He thinks the threatening letters may be linked to an incident that occurred twenty years earlier. He’d sent a girl named Janie Gordon to a lodge party and she’d been raped. Afterwards she committed suicide. Bellew has always felt vaguely guilty although it was an incident that could not have been predicted.

Bellew asks Warne for help. Warne is an insurance investigator with an office across the hall from Bellew’s. Warne does a bit of private detective work. Warne does some checking up on Janie Gordon’s parents. Her father is still alive, he’s very very old and he’s extremely rich. Which is strange because he used to be extremely poor. Warne is convinced that it would be worth finding out where the old boy got all his money.

The old man has a bodyguard, which is also odd. The bodyguard is young, fit, tough and mean. He’s itching for a chance to beat up people like Warne who start nosing around. Warne isn’t too worried. He’s handled punks before. Old dogs tend to know some rather nasty tricks.

What worries Bellew about the letters is that they contain a prediction that what happened to Janie Gordon is about to happen again.

Warne becomes steadily more interested in the case. He also becomes steadily more interested in Bellew’s secretary. He’d never taken much notice of her previously. He hadn’t noticed how attractive she was.

Bellew is worried because he’s about to send another girl to a private party. The party is organised by a club that claims to be a group of patriots but Bellew thinks they’re more interested in naked girls than in saving the country. Bellew isn’t bothered by their hypocrisy. He takes such things for granted in his business. And Candy Carroll knows how to look after herself. Candy has just flown in from Vegas and she’s staying with another stripper, Chickie Anderson.

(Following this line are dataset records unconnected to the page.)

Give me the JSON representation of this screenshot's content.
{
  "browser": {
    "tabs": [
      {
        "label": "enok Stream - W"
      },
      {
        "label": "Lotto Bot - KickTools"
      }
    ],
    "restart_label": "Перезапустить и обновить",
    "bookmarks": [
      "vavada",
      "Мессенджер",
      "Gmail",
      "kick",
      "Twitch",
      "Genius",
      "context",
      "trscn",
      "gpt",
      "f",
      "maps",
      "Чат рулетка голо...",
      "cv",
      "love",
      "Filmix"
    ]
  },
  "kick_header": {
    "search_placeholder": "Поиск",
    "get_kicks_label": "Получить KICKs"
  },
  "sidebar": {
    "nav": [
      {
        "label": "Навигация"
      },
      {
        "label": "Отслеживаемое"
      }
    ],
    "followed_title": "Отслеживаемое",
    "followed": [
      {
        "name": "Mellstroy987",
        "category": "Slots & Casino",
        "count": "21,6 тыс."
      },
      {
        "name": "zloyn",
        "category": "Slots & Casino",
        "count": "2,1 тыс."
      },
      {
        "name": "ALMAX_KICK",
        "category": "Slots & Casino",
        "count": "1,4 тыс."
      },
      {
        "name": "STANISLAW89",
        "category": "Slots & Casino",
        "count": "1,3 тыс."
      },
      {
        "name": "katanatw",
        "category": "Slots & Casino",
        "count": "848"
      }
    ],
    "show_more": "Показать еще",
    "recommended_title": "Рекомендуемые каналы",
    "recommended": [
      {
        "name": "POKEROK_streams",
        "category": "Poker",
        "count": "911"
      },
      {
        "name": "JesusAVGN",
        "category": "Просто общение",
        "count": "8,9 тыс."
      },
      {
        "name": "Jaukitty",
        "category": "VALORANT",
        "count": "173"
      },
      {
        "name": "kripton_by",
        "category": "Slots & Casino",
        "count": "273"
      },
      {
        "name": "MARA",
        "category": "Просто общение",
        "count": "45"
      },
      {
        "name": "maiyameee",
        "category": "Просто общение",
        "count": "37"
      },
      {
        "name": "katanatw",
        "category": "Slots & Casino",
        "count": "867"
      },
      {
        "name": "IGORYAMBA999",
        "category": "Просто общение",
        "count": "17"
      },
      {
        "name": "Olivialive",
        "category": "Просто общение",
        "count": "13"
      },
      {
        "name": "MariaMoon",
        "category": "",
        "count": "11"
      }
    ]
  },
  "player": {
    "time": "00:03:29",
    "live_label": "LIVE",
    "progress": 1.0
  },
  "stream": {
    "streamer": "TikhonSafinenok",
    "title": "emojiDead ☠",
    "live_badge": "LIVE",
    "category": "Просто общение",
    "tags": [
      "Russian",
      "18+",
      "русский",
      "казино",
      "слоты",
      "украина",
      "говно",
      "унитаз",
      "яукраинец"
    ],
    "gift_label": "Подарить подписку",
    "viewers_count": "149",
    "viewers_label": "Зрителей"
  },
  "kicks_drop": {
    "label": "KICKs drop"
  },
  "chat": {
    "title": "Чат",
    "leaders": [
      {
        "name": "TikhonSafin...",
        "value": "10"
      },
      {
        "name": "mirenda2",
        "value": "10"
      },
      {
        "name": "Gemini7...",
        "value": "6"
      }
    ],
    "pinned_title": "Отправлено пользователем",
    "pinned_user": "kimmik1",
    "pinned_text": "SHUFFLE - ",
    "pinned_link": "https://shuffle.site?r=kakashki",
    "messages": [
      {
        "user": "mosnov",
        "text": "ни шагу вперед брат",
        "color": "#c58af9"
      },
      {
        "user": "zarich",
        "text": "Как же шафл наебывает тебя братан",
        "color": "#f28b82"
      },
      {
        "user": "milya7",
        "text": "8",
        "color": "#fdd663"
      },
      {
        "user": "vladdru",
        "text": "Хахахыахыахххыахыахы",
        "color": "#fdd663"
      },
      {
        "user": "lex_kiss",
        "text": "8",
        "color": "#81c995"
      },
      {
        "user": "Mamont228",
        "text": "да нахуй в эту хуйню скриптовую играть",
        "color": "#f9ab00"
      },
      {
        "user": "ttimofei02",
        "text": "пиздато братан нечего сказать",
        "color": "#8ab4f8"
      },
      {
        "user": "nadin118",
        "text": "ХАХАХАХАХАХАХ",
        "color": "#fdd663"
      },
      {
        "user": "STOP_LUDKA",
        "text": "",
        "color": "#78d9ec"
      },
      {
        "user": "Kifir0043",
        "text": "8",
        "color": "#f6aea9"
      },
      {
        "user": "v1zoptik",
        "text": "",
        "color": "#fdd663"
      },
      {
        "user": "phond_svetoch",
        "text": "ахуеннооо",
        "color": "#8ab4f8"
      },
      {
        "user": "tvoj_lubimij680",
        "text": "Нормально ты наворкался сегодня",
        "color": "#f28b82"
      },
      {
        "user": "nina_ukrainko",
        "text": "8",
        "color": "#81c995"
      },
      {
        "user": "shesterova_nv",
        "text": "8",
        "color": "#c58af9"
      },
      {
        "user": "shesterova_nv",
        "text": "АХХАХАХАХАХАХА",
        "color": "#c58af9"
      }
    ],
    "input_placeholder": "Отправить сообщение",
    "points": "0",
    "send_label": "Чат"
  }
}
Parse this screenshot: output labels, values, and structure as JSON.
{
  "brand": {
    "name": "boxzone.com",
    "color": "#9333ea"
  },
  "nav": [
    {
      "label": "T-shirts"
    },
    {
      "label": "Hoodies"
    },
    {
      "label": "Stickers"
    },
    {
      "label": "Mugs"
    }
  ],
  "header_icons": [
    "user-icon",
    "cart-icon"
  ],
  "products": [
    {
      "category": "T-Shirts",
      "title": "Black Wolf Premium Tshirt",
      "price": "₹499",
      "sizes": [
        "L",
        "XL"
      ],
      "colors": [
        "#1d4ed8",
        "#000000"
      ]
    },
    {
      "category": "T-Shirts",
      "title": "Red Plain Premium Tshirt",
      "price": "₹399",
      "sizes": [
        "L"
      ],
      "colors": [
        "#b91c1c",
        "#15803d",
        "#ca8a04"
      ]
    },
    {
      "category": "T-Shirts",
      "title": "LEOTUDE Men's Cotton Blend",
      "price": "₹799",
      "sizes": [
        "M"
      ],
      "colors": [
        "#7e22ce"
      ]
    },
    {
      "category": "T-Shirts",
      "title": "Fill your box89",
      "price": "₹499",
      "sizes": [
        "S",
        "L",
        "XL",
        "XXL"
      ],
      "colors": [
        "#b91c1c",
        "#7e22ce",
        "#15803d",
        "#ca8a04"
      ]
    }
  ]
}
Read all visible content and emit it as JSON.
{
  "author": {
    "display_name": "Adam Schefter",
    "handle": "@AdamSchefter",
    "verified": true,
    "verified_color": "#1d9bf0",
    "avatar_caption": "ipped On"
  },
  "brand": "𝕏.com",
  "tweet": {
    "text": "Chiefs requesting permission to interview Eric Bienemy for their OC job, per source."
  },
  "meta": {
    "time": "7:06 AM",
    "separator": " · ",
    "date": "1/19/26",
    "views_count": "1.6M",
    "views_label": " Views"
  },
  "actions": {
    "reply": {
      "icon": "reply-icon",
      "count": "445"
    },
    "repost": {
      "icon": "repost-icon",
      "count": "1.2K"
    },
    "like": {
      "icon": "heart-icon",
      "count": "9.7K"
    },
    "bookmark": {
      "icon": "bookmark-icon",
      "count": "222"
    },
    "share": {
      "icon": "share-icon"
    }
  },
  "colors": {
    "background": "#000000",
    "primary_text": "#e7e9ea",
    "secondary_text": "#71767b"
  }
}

What happened twenty years earlier doesn’t happen again, not exactly, but something does happen. Now the police are interested. Hard-nosed reporter Fred Robinson is interested as well. He smells a story.

This is not really a hardboiled or a noir story. It’s a straightforward mystery. Warne isn’t your typical tough guy private detective but he’s tough enough. Private detective work is not really his field but he’s a good insurance investigator with an instinct that tells Im when someone is telling him lies. And he figures he’s definitely being lied to.

The plot struck me as being just a little contrived. Hitchens uses a certain method to throw us off the scent and it’s a method about which I have mixed feelings. Is the plot fair-play? I guess it is. The solution works, even with the plot contrivances.

The first of the short stories is If You See This Woman. Junie was brought up in a home for intellectually disabled girls. The girl were taught how to care for babies and were then placed with married couples as cheap live-in nannies. Junie looks after Mr and Mrs Arnold’s year-old baby Petey. One day Junie overhears something which she takes literally, and she then decides that Petey is in danger and that she must save him. If you can accept the slightly far-fetched premise (it’s hard to believe that anyone could take things as literally as Junie does) then it’s an interesting emotionally affecting story which pays off quite nicely.

The second story is Blueprint for Murder. Old Mr Harvod tells his nephew about a murder he committed and the nephew realises he now has a plan for the perfect murder. Quite a clever story.

Strip for Murder isn’t quite a neglected classic of the mystery genre but it’s enjoyable enough, Hitchens writes pretty well and the sleazy background adds interest (although the sleaze quotient is at best moderate). The two short stories are a little offbeat. So this book is worth a look.